Also eating a fair amount of bartered food: eggs, maple syrup, moose, deer, and some pickles and relish.
A bit of food storage is good to have. It eases the family over little financial bumps like we've been going through. I can dip in the food stores and use what money I have to take care of a few bills. When unexpected guests arrive, there's something good to feed them. It doesn't have to fancy. Good warm hearty home cooked food is always welcome.
Stored food is a good insurance policy. It's easy enough to buy a bit extra when shopping. Over the months that adds up. Add some grains and beans to the mix and you've got decent depth to the larder. Spices go a long way toward adding variety to basic ingredients. Get used to cooking and eating from the stored foods. It won't be a shock to the system. You'll know what to do with it.
During the Y2K scare, a neighbor stocked up on beans and rice. After the non-event, it occurred to him that he didn't eat beans or rice, nor did he know how to cook them. He gave them to us. We eat those things so it was great to have free food. He did keep his 10,000 rounds of .223.

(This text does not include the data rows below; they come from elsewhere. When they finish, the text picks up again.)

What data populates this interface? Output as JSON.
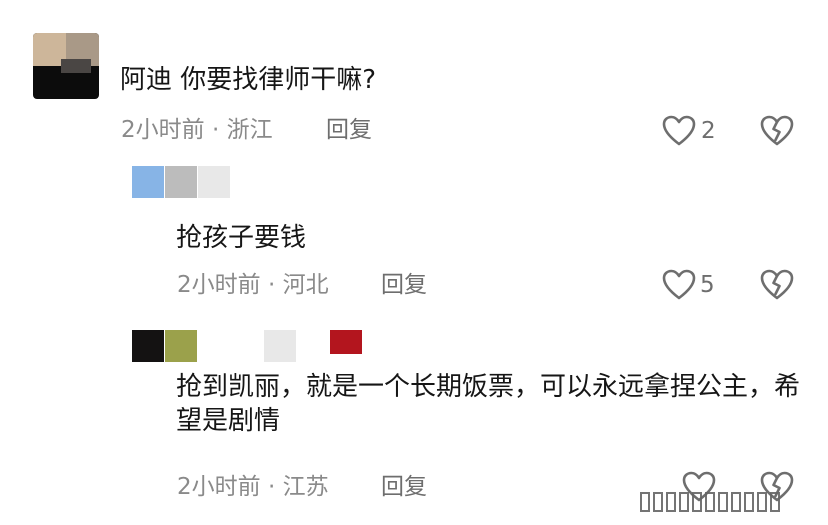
{
  "comments": [
    {
      "text": "阿迪 你要找律师干嘛?",
      "time": "2小时前",
      "location": "浙江",
      "reply_label": "回复",
      "likes": "2",
      "like_icon": "heart-outline-icon",
      "dislike_icon": "broken-heart-icon"
    },
    {
      "text": "抢孩子要钱",
      "time": "2小时前",
      "location": "河北",
      "reply_label": "回复",
      "likes": "5",
      "like_icon": "heart-outline-icon",
      "dislike_icon": "broken-heart-icon"
    },
    {
      "text": "抢到凯丽，就是一个长期饭票，可以永远拿捏公主，希望是剧情",
      "time": "2小时前",
      "location": "江苏",
      "reply_label": "回复",
      "likes": "",
      "like_icon": "heart-outline-icon",
      "dislike_icon": "broken-heart-icon"
    }
  ],
  "separator": " · ",
  "colors": {
    "text": "#161616",
    "meta": "#8a8a8a",
    "icon": "#6e6e6e",
    "redact_blue": "#87b4e6",
    "redact_gray": "#bcbcbc",
    "redact_light": "#e8e8e8",
    "redact_olive": "#9ba14b",
    "redact_red": "#b3151e",
    "redact_black": "#141212"
  }
}
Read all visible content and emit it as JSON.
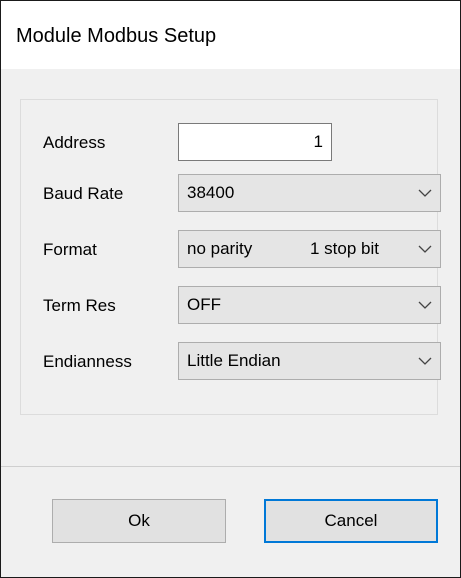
{
  "window": {
    "title": "Module Modbus Setup"
  },
  "fields": {
    "address": {
      "label": "Address",
      "value": "1"
    },
    "baud_rate": {
      "label": "Baud Rate",
      "value": "38400"
    },
    "format": {
      "label": "Format",
      "value_parity": "no parity",
      "value_stop": "1 stop bit"
    },
    "term_res": {
      "label": "Term Res",
      "value": "OFF"
    },
    "endianness": {
      "label": "Endianness",
      "value": "Little Endian"
    }
  },
  "buttons": {
    "ok": "Ok",
    "cancel": "Cancel"
  },
  "icons": {
    "dropdown": "chevron-down-icon"
  },
  "colors": {
    "focus_border": "#0078d7",
    "dialog_bg": "#f0f0f0",
    "combo_bg": "#e5e5e5"
  }
}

Some people think food storage is just for those end of the world events. In the real world, it's for things like I'm going through now. My wife hasn't worked in over a year and the budget is tighter than normal. It's no big deal. We won't miss any meals.
Christmas - 1912
20 minutes ago